Data items
------------------------------------------------

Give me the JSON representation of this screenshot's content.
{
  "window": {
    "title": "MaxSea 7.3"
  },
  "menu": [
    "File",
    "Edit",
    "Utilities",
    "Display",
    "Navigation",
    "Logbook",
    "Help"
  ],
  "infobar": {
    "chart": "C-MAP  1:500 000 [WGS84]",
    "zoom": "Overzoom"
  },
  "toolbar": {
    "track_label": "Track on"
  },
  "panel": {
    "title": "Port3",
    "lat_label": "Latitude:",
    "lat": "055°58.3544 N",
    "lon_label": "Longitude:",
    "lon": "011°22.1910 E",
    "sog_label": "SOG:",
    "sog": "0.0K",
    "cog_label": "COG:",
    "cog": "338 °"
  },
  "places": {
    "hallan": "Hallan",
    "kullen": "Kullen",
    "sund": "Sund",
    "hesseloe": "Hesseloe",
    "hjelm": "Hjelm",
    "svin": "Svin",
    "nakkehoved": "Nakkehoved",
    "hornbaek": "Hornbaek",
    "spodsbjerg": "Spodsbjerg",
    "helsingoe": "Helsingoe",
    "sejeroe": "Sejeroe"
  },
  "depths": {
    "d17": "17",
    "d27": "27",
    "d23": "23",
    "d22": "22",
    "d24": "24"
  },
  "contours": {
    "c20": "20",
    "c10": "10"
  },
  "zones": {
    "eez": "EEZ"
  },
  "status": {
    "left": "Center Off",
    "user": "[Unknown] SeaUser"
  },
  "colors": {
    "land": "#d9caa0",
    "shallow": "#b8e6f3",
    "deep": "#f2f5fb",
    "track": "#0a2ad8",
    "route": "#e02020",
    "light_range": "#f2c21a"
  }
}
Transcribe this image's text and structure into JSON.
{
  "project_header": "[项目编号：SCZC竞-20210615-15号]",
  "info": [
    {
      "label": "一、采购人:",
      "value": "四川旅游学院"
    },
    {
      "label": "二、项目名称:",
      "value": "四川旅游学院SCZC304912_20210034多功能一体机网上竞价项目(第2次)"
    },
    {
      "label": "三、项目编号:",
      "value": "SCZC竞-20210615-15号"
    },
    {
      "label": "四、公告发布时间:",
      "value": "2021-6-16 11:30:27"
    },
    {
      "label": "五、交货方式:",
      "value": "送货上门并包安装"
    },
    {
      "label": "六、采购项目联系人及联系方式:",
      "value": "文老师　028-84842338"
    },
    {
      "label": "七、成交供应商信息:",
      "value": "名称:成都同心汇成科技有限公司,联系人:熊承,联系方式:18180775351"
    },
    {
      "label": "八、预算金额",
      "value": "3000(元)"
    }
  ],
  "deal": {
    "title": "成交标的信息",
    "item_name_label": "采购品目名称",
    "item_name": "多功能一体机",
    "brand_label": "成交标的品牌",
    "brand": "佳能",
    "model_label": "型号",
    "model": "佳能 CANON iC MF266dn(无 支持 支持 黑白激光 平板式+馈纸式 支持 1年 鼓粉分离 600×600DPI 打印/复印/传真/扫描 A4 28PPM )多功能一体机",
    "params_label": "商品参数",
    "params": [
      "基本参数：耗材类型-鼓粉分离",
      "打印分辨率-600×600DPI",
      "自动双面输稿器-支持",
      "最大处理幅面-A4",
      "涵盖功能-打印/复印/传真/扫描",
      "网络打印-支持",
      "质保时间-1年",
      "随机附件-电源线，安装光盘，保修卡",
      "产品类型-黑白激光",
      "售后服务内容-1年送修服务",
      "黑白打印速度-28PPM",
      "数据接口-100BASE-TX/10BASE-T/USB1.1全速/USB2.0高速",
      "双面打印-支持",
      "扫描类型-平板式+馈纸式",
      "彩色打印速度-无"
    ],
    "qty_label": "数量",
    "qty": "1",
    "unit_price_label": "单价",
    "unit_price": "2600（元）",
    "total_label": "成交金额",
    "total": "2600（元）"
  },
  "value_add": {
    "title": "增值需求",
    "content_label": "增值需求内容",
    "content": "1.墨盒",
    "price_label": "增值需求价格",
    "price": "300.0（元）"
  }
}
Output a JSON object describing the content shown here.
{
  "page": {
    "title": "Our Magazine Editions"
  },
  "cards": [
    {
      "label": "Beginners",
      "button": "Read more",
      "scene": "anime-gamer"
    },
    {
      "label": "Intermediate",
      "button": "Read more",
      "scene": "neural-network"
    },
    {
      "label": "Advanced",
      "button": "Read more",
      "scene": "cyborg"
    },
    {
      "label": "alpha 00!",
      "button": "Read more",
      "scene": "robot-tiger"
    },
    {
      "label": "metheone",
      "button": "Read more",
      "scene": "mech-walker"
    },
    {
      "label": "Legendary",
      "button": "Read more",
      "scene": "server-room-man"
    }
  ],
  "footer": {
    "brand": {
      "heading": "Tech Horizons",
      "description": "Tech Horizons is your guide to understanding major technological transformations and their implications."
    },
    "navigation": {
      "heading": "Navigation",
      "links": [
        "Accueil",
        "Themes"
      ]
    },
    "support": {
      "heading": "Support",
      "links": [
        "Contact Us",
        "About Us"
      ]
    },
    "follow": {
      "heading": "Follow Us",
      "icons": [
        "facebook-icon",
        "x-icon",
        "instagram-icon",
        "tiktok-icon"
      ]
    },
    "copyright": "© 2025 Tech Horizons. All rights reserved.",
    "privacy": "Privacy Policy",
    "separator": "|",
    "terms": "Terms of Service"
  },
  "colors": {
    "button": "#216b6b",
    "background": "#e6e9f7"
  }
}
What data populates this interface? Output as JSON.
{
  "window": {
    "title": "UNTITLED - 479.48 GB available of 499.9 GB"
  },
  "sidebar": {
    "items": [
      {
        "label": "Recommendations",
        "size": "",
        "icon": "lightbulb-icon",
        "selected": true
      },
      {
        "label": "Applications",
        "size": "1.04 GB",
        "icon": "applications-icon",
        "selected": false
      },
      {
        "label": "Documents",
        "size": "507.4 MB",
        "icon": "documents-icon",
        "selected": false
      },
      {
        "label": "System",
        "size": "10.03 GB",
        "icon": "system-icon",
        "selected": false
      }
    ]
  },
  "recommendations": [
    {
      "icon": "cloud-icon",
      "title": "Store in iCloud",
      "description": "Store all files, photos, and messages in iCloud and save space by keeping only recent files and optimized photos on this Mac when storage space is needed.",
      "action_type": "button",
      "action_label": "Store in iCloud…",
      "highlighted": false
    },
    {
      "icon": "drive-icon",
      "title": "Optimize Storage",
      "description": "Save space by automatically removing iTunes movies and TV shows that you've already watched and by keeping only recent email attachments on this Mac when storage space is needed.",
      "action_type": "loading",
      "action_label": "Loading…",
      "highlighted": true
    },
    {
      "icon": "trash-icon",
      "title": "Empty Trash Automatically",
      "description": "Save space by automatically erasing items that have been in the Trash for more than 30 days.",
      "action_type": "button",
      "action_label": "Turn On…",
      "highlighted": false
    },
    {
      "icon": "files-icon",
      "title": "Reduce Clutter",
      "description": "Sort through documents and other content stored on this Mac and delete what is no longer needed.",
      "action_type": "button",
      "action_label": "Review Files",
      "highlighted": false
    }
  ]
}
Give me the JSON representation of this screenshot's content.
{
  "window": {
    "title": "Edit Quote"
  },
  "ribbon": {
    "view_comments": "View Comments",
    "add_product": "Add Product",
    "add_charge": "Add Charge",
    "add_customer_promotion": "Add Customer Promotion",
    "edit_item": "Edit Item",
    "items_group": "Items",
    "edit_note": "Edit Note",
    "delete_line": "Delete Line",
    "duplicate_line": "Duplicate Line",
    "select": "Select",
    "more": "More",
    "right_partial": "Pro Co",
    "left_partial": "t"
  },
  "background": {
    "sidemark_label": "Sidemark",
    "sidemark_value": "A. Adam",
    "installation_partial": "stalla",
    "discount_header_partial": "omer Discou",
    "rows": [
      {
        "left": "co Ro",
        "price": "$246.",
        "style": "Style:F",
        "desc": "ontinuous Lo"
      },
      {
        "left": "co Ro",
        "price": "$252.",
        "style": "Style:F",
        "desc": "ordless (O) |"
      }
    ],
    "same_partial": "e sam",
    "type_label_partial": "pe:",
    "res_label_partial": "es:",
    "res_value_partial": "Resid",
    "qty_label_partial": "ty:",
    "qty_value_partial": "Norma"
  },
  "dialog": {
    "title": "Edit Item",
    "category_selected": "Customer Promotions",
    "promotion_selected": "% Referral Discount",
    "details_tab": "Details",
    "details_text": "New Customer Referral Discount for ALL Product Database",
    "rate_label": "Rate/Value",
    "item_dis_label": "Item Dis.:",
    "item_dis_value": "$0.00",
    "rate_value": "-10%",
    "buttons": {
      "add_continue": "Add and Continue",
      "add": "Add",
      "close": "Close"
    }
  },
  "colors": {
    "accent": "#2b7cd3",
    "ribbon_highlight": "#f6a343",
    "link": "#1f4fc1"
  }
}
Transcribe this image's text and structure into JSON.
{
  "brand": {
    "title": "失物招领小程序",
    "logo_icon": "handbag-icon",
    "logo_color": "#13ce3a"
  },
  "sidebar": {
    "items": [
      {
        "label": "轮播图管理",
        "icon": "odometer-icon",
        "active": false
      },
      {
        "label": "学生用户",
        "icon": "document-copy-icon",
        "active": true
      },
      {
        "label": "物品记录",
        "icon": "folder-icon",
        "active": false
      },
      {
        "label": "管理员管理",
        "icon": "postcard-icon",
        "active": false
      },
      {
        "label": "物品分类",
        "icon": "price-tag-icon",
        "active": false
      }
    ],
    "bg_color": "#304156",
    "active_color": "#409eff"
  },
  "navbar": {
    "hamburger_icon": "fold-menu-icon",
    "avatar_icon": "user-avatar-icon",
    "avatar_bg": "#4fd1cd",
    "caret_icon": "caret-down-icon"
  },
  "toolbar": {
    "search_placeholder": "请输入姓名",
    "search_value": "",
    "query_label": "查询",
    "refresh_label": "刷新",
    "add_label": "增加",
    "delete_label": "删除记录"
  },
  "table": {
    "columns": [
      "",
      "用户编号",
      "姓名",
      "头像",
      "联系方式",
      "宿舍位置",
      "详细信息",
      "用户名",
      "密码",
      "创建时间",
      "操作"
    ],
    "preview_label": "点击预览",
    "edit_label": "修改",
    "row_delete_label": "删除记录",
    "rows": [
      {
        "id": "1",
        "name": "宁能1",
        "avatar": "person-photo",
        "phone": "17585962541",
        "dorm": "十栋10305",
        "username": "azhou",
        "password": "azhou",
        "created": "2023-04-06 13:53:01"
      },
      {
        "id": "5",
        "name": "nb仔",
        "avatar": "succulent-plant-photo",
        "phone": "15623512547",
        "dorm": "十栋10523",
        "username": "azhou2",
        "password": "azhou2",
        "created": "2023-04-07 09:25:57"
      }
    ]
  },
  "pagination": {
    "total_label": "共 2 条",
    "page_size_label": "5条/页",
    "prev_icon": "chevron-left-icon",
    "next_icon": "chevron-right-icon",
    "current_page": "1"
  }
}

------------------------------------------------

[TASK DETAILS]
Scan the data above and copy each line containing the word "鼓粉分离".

[WRITTEN REPLY]
    "model": "佳能 CANON iC MF266dn(无 支持 支持 黑白激光 平板式+馈纸式 支持 1年 鼓粉分离 600×600DPI 打印/复印/传真/扫描 A4 28PPM )多功能一体机",
      "基本参数：耗材类型-鼓粉分离",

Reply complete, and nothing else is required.